CHENNAI: When most burial grounds are maintained like a park in Chennai, the Mullai Nagar burial ground in Vyasarpadi is a stark contrast. With a dysfunctional gas crematorium, no compound wall, no drinking water facility and overgrown bushes teeming with slithering snakes, it is a nightmare. The burial ground has apparently been closed down by the Chennai Corporation for burying bodies in land unsuitable for burials. “Chennai Corporation closed down the burial after it was found not suitable for burial. There is a lot of ground water seepage even at two feet deep, as the place is close to the Cooum,” said J K Ramesh, Ward 37 Councillor.
In August 2009, the Corporation constructed a modern gasifier based crematorium at the ground at a cost of Rs 60 lakh, but that has also closed down due to the repair of gasifier and people are burning bodies using wooden logs in the crematorium shed. “People who follow the ritual of burning bodies come here, or else they have to go to either Kodungaiyur, Perambur or Otteri burial grounds. But again, the majority of the neighbourhood comes here. Since there is no maintenance, people are going to the neighouring areas with great difficulty, “ said S A Deivamani, president of Artisan Colony Residents’ Welfare Association.
The place is filled with bushes and only 10 per cent is left for usage in the one acre property. With no compound wall around it, it’s almost as if it’s free entry for tipplers and also people who want to defecate. “Tamil Nadu Slum Clearance Board shifted a group of people from another part of Vyasarpadi here temporarily. They are living in make shift houses, opposite to the burial ground. Though they are provided with toilets at the site, people who hesistate to take those extra steps are using this as a place to attend nature’s calls,” alleged Deivamani.

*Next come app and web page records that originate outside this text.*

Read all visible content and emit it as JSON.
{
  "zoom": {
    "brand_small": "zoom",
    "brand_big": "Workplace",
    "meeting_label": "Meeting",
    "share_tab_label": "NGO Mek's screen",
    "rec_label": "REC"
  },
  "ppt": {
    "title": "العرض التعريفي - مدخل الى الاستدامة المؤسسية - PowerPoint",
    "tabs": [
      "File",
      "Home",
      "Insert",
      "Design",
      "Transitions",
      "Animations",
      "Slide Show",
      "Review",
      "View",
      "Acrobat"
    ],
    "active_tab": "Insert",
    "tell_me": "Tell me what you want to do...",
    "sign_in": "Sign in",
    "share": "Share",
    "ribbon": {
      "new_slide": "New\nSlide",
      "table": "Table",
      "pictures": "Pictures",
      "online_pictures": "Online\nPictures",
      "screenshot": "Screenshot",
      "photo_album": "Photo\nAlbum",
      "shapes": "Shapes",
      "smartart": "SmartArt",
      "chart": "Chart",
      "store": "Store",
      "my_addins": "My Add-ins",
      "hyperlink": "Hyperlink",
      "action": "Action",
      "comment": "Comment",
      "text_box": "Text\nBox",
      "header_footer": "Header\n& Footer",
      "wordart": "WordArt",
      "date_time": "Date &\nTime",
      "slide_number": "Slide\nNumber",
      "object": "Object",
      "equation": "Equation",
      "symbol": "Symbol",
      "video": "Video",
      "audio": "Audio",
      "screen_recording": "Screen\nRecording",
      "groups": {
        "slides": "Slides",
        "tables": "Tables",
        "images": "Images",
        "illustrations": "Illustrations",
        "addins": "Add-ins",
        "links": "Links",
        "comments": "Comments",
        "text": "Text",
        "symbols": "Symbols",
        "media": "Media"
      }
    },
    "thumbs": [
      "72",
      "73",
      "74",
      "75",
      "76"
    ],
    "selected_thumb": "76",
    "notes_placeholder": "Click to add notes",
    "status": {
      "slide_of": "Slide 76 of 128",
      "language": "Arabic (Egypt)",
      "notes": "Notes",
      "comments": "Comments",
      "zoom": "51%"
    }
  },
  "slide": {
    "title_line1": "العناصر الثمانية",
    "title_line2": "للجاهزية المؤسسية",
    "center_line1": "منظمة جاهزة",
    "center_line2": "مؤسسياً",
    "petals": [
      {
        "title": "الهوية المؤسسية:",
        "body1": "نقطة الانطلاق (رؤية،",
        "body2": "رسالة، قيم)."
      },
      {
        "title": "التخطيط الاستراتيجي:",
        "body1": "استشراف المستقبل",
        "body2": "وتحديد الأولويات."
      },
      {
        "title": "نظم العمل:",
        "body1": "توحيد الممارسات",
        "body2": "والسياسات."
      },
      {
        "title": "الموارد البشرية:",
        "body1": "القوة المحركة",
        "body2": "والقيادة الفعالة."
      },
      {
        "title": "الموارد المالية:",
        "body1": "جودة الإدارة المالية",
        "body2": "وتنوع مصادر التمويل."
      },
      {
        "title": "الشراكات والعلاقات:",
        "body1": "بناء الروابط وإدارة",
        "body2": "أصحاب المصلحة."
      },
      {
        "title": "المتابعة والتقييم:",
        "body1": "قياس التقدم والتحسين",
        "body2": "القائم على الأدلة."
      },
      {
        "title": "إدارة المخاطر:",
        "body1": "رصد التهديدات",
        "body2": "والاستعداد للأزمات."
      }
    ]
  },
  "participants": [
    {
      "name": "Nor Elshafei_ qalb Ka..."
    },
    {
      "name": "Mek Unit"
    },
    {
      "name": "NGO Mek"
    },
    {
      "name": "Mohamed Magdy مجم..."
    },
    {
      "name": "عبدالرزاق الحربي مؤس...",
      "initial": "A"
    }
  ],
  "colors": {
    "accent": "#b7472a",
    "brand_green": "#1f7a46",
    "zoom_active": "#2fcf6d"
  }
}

“I have placed a proposal with the Chennai Corporation three years ago, but things are yet to move. Gasifier is under repair and it will be attended to soon. But for other facilities, only senior officials have to take steps,” said Ramesh. A person at the burial ground said that snakes slithering across the burial ground were an added hazard. When CE team visited the place twice during office hours, there was no sight of the Corporation staff to attend to the people and give clearance or finish the formalities before cremating bodies. Speaking to CE, Dr M Jagadeesan, Chief Health Officer, Chennai Corporation, said,”I will have a look at the site sometime in the coming days and check on it,” he added.